Nepalese national Dhan Kumar Limbu, 32, said people working with Hall contacted him in April as part of his investigation into ATA, and Limbu said he had given them details of working and living conditions. Hall confirmed Limbo’s account.

Limbu said ATA officers took him to a police station in June where he was questioned about sharing information with activists and then beaten by police. He fled Malaysia and is now back in Nepal. Limbu told Reuters that he told Dyson’s attorneys about ATA’s working conditions in an October 1 interview.

Dyson did not name the whistleblower, but said in a statement to Reuters last month: “We immediately hired an international law firm to conduct a full investigation and assisted the whistleblower to assist with the investigation.” Dyson didn’t say which company kept it.

ATA has also hired a law firm to review Limbo’s allegations, and said in a statement last week that preliminary results suggest that “the allegations may be unjustified”. The police have announced they are investigating whether officers beat up Limbu.

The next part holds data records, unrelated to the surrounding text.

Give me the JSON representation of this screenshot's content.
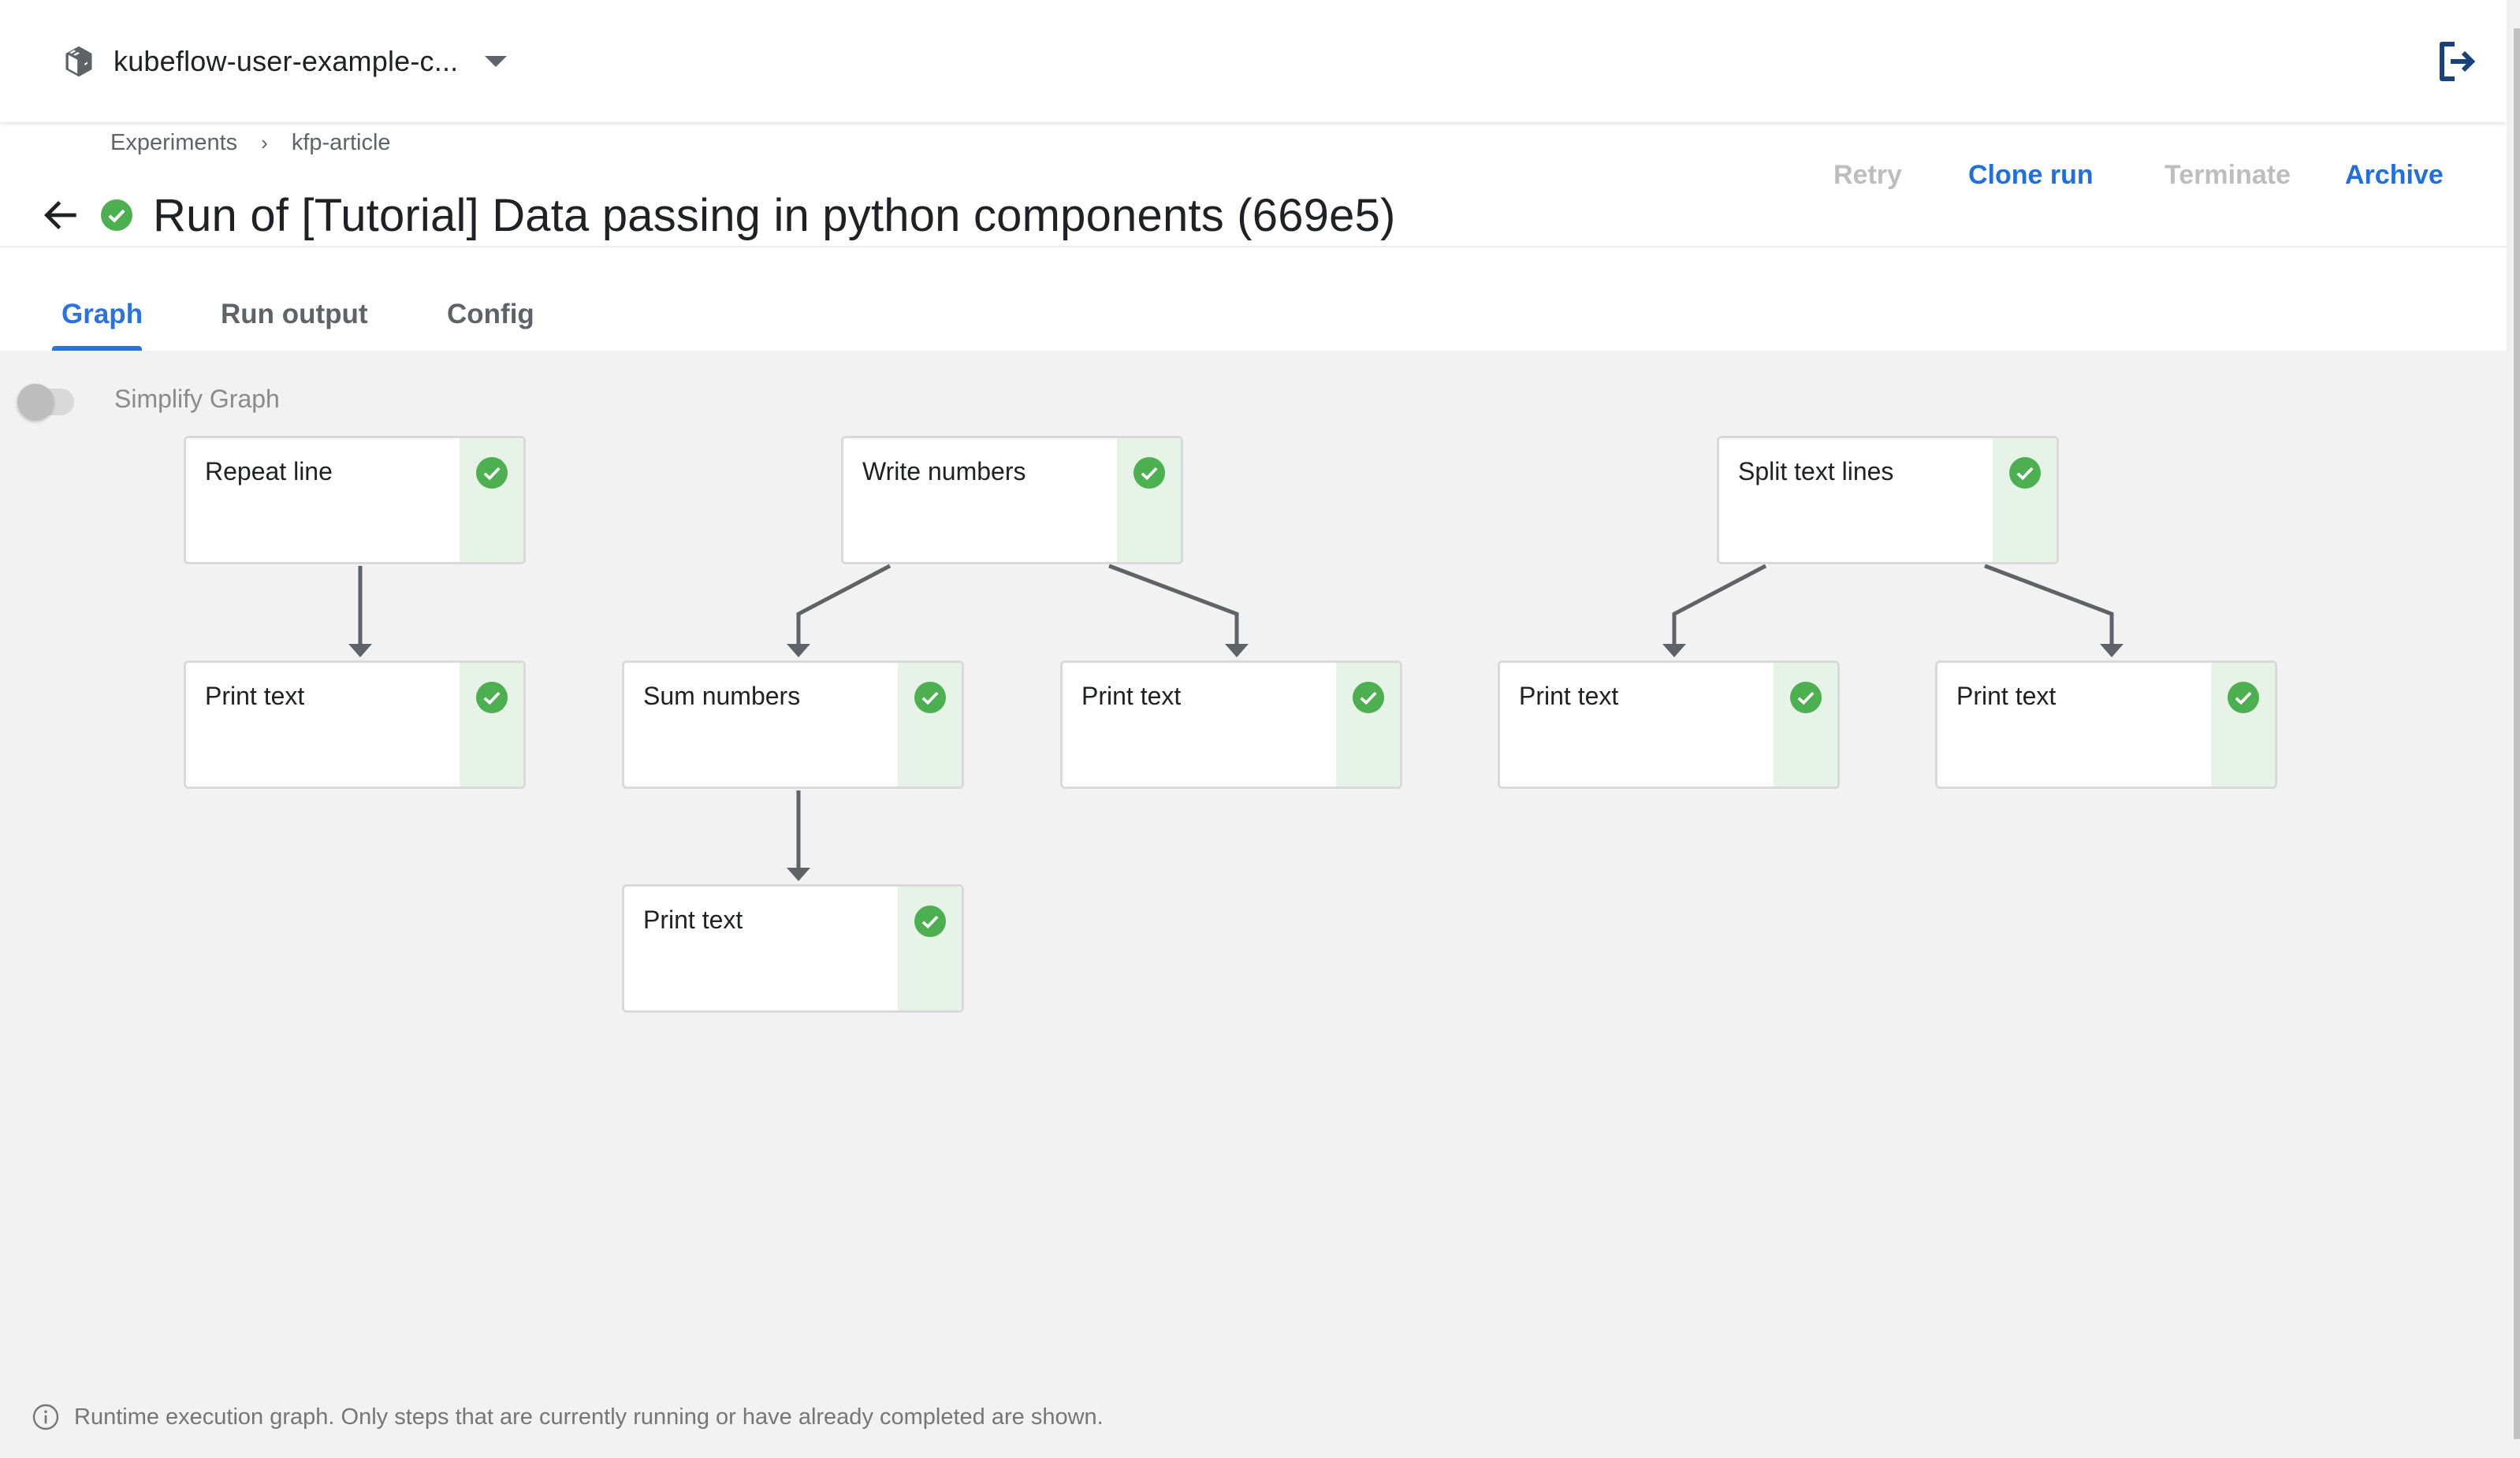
{
  "topbar": {
    "namespace": "kubeflow-user-example-c...",
    "namespace_icon": "cube-icon",
    "dropdown_icon": "caret-down-icon",
    "logout_icon": "logout-icon"
  },
  "breadcrumb": [
    {
      "label": "Experiments"
    },
    {
      "label": "kfp-article"
    }
  ],
  "breadcrumb_separator": "›",
  "run": {
    "title": "Run of [Tutorial] Data passing in python components (669e5)",
    "status": "succeeded",
    "status_color": "#4caf50"
  },
  "actions": [
    {
      "label": "Retry",
      "enabled": false
    },
    {
      "label": "Clone run",
      "enabled": true
    },
    {
      "label": "Terminate",
      "enabled": false
    },
    {
      "label": "Archive",
      "enabled": true
    }
  ],
  "tabs": [
    {
      "label": "Graph",
      "active": true
    },
    {
      "label": "Run output",
      "active": false
    },
    {
      "label": "Config",
      "active": false
    }
  ],
  "graph": {
    "simplify_toggle": {
      "label": "Simplify Graph",
      "on": false
    },
    "nodes": [
      {
        "id": "repeat-line",
        "label": "Repeat line",
        "status": "succeeded"
      },
      {
        "id": "print-text-1",
        "label": "Print text",
        "status": "succeeded"
      },
      {
        "id": "write-numbers",
        "label": "Write numbers",
        "status": "succeeded"
      },
      {
        "id": "sum-numbers",
        "label": "Sum numbers",
        "status": "succeeded"
      },
      {
        "id": "print-text-2",
        "label": "Print text",
        "status": "succeeded"
      },
      {
        "id": "print-text-3",
        "label": "Print text",
        "status": "succeeded"
      },
      {
        "id": "split-text-lines",
        "label": "Split text lines",
        "status": "succeeded"
      },
      {
        "id": "print-text-4",
        "label": "Print text",
        "status": "succeeded"
      },
      {
        "id": "print-text-5",
        "label": "Print text",
        "status": "succeeded"
      }
    ],
    "edges": [
      {
        "from": "repeat-line",
        "to": "print-text-1"
      },
      {
        "from": "write-numbers",
        "to": "sum-numbers"
      },
      {
        "from": "write-numbers",
        "to": "print-text-2"
      },
      {
        "from": "sum-numbers",
        "to": "print-text-3"
      },
      {
        "from": "split-text-lines",
        "to": "print-text-4"
      },
      {
        "from": "split-text-lines",
        "to": "print-text-5"
      }
    ],
    "footer_note": "Runtime execution graph. Only steps that are currently running or have already completed are shown."
  }
}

Staff said ATA has started making some changes since the allegations came to light in May when it first publicly denied the allegations. The company reimbursed some workers RM 7,000 in July for what they had paid to recruitment agencies in their home countries, according to Limbu, other workers, and pay slips that Reuters saw.

ATA also stopped employing foreign workers without a permit and locked a crowded dormitory that housed 60 people in one room, workers said.

Limbu and other workers interviewed by Reuters said Dyson should have stayed to improve the working and living conditions of migrant workers.

“My intention to share information was to improve conditions for workers and get some rest days. But now with Dyson’s decision, people are going to lose their jobs, ”Limbu said.

.

Reference-www.nach-welt.com

Leave a Reply

Your email address will not be published. Required fields are marked *